*Element data from apps and pages*:
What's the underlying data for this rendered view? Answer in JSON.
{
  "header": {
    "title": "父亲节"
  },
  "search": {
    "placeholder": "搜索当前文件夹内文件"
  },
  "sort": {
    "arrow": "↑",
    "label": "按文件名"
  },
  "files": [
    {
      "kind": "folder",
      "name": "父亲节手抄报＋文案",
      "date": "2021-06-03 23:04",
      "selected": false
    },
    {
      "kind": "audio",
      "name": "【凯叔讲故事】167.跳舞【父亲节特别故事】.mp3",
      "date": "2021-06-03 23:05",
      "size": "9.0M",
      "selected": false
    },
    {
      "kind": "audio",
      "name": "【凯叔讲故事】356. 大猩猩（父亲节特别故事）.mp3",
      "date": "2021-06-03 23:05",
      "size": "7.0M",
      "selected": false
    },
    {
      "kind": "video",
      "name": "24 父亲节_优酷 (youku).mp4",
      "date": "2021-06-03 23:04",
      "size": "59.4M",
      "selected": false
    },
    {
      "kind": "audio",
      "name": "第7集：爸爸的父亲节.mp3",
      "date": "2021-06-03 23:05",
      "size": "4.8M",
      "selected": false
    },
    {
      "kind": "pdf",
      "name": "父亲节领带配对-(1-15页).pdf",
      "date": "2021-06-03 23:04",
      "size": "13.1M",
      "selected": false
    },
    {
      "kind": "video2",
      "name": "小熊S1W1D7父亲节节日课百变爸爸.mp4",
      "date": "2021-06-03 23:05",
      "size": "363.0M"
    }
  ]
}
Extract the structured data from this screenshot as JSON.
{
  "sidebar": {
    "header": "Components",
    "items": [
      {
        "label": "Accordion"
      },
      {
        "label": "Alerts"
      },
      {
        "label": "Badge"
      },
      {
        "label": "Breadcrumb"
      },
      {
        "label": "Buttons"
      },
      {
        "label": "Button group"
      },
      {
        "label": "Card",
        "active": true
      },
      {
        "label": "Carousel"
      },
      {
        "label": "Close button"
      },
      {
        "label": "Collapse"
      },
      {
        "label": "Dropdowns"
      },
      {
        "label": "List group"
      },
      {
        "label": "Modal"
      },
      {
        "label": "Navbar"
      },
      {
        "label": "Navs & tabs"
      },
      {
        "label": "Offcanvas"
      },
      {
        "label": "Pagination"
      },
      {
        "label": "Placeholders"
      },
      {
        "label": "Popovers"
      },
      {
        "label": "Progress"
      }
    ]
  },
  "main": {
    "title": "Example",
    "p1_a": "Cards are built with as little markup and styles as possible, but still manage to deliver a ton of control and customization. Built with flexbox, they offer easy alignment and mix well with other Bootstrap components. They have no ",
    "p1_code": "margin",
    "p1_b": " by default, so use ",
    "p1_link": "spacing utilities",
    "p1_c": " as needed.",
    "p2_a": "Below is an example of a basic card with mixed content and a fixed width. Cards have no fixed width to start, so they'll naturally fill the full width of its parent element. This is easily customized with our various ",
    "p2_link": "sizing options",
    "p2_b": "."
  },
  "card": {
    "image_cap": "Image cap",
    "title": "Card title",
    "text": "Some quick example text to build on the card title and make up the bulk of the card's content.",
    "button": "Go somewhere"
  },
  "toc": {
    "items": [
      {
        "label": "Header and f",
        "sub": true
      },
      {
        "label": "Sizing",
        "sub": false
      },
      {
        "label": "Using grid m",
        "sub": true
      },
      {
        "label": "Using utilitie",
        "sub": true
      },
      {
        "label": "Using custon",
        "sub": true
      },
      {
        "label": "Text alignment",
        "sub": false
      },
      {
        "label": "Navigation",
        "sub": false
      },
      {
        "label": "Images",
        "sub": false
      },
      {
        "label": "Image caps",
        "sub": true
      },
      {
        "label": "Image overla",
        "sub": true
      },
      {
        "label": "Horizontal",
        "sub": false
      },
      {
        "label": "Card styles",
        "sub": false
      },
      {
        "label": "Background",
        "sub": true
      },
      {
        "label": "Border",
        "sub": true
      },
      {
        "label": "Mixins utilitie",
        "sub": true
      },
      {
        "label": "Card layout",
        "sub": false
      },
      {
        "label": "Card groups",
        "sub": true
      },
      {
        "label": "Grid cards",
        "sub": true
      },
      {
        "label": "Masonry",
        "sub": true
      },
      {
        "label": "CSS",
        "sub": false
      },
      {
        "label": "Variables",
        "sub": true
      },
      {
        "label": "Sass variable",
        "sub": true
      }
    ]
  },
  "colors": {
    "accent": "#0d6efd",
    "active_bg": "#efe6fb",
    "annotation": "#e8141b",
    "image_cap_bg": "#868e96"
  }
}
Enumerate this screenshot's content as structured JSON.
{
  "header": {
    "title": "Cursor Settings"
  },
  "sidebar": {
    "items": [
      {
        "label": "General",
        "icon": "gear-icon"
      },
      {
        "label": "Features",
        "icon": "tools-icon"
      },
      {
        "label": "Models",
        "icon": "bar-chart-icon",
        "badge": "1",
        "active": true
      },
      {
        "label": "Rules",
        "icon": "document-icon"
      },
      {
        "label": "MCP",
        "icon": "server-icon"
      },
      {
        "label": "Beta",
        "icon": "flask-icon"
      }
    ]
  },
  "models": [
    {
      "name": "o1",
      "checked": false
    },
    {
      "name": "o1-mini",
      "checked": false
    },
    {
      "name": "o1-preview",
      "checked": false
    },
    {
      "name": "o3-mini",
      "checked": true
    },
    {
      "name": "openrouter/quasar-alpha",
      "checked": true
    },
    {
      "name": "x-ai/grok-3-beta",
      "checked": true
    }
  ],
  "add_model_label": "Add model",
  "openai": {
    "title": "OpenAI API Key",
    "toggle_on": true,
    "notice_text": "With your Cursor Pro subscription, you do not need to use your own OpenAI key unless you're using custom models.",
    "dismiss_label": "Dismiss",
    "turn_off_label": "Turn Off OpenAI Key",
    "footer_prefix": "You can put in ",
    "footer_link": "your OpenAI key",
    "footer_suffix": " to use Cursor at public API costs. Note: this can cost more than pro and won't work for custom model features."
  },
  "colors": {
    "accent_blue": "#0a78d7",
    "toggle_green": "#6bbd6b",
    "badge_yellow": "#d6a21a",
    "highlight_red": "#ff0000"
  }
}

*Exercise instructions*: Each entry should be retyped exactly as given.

*Response to this exercise*:
What's the underlying data for this rendered view? Answer in JSON.
{
  "header": {
    "title": "父亲节"
  },
  "search": {
    "placeholder": "搜索当前文件夹内文件"
  },
  "sort": {
    "arrow": "↑",
    "label": "按文件名"
  },
  "files": [
    {
      "kind": "folder",
      "name": "父亲节手抄报＋文案",
      "date": "2021-06-03 23:04",
      "selected": false
    },
    {
      "kind": "audio",
      "name": "【凯叔讲故事】167.跳舞【父亲节特别故事】.mp3",
      "date": "2021-06-03 23:05",
      "size": "9.0M",
      "selected": false
    },
    {
      "kind": "audio",
      "name": "【凯叔讲故事】356. 大猩猩（父亲节特别故事）.mp3",
      "date": "2021-06-03 23:05",
      "size": "7.0M",
      "selected": false
    },
    {
      "kind": "video",
      "name": "24 父亲节_优酷 (youku).mp4",
      "date": "2021-06-03 23:04",
      "size": "59.4M",
      "selected": false
    },
    {
      "kind": "audio",
      "name": "第7集：爸爸的父亲节.mp3",
      "date": "2021-06-03 23:05",
      "size": "4.8M",
      "selected": false
    },
    {
      "kind": "pdf",
      "name": "父亲节领带配对-(1-15页).pdf",
      "date": "2021-06-03 23:04",
      "size": "13.1M",
      "selected": false
    },
    {
      "kind": "video2",
      "name": "小熊S1W1D7父亲节节日课百变爸爸.mp4",
      "date": "2021-06-03 23:05",
      "size": "363.0M"
    }
  ]
}
Extract the structured data from this screenshot as JSON.
{
  "sidebar": {
    "header": "Components",
    "items": [
      {
        "label": "Accordion"
      },
      {
        "label": "Alerts"
      },
      {
        "label": "Badge"
      },
      {
        "label": "Breadcrumb"
      },
      {
        "label": "Buttons"
      },
      {
        "label": "Button group"
      },
      {
        "label": "Card",
        "active": true
      },
      {
        "label": "Carousel"
      },
      {
        "label": "Close button"
      },
      {
        "label": "Collapse"
      },
      {
        "label": "Dropdowns"
      },
      {
        "label": "List group"
      },
      {
        "label": "Modal"
      },
      {
        "label": "Navbar"
      },
      {
        "label": "Navs & tabs"
      },
      {
        "label": "Offcanvas"
      },
      {
        "label": "Pagination"
      },
      {
        "label": "Placeholders"
      },
      {
        "label": "Popovers"
      },
      {
        "label": "Progress"
      }
    ]
  },
  "main": {
    "title": "Example",
    "p1_a": "Cards are built with as little markup and styles as possible, but still manage to deliver a ton of control and customization. Built with flexbox, they offer easy alignment and mix well with other Bootstrap components. They have no ",
    "p1_code": "margin",
    "p1_b": " by default, so use ",
    "p1_link": "spacing utilities",
    "p1_c": " as needed.",
    "p2_a": "Below is an example of a basic card with mixed content and a fixed width. Cards have no fixed width to start, so they'll naturally fill the full width of its parent element. This is easily customized with our various ",
    "p2_link": "sizing options",
    "p2_b": "."
  },
  "card": {
    "image_cap": "Image cap",
    "title": "Card title",
    "text": "Some quick example text to build on the card title and make up the bulk of the card's content.",
    "button": "Go somewhere"
  },
  "toc": {
    "items": [
      {
        "label": "Header and f",
        "sub": true
      },
      {
        "label": "Sizing",
        "sub": false
      },
      {
        "label": "Using grid m",
        "sub": true
      },
      {
        "label": "Using utilitie",
        "sub": true
      },
      {
        "label": "Using custon",
        "sub": true
      },
      {
        "label": "Text alignment",
        "sub": false
      },
      {
        "label": "Navigation",
        "sub": false
      },
      {
        "label": "Images",
        "sub": false
      },
      {
        "label": "Image caps",
        "sub": true
      },
      {
        "label": "Image overla",
        "sub": true
      },
      {
        "label": "Horizontal",
        "sub": false
      },
      {
        "label": "Card styles",
        "sub": false
      },
      {
        "label": "Background",
        "sub": true
      },
      {
        "label": "Border",
        "sub": true
      },
      {
        "label": "Mixins utilitie",
        "sub": true
      },
      {
        "label": "Card layout",
        "sub": false
      },
      {
        "label": "Card groups",
        "sub": true
      },
      {
        "label": "Grid cards",
        "sub": true
      },
      {
        "label": "Masonry",
        "sub": true
      },
      {
        "label": "CSS",
        "sub": false
      },
      {
        "label": "Variables",
        "sub": true
      },
      {
        "label": "Sass variable",
        "sub": true
      }
    ]
  },
  "colors": {
    "accent": "#0d6efd",
    "active_bg": "#efe6fb",
    "annotation": "#e8141b",
    "image_cap_bg": "#868e96"
  }
}
Enumerate this screenshot's content as structured JSON.
{
  "header": {
    "title": "Cursor Settings"
  },
  "sidebar": {
    "items": [
      {
        "label": "General",
        "icon": "gear-icon"
      },
      {
        "label": "Features",
        "icon": "tools-icon"
      },
      {
        "label": "Models",
        "icon": "bar-chart-icon",
        "badge": "1",
        "active": true
      },
      {
        "label": "Rules",
        "icon": "document-icon"
      },
      {
        "label": "MCP",
        "icon": "server-icon"
      },
      {
        "label": "Beta",
        "icon": "flask-icon"
      }
    ]
  },
  "models": [
    {
      "name": "o1",
      "checked": false
    },
    {
      "name": "o1-mini",
      "checked": false
    },
    {
      "name": "o1-preview",
      "checked": false
    },
    {
      "name": "o3-mini",
      "checked": true
    },
    {
      "name": "openrouter/quasar-alpha",
      "checked": true
    },
    {
      "name": "x-ai/grok-3-beta",
      "checked": true
    }
  ],
  "add_model_label": "Add model",
  "openai": {
    "title": "OpenAI API Key",
    "toggle_on": true,
    "notice_text": "With your Cursor Pro subscription, you do not need to use your own OpenAI key unless you're using custom models.",
    "dismiss_label": "Dismiss",
    "turn_off_label": "Turn Off OpenAI Key",
    "footer_prefix": "You can put in ",
    "footer_link": "your OpenAI key",
    "footer_suffix": " to use Cursor at public API costs. Note: this can cost more than pro and won't work for custom model features."
  },
  "colors": {
    "accent_blue": "#0a78d7",
    "toggle_green": "#6bbd6b",
    "badge_yellow": "#d6a21a",
    "highlight_red": "#ff0000"
  }
}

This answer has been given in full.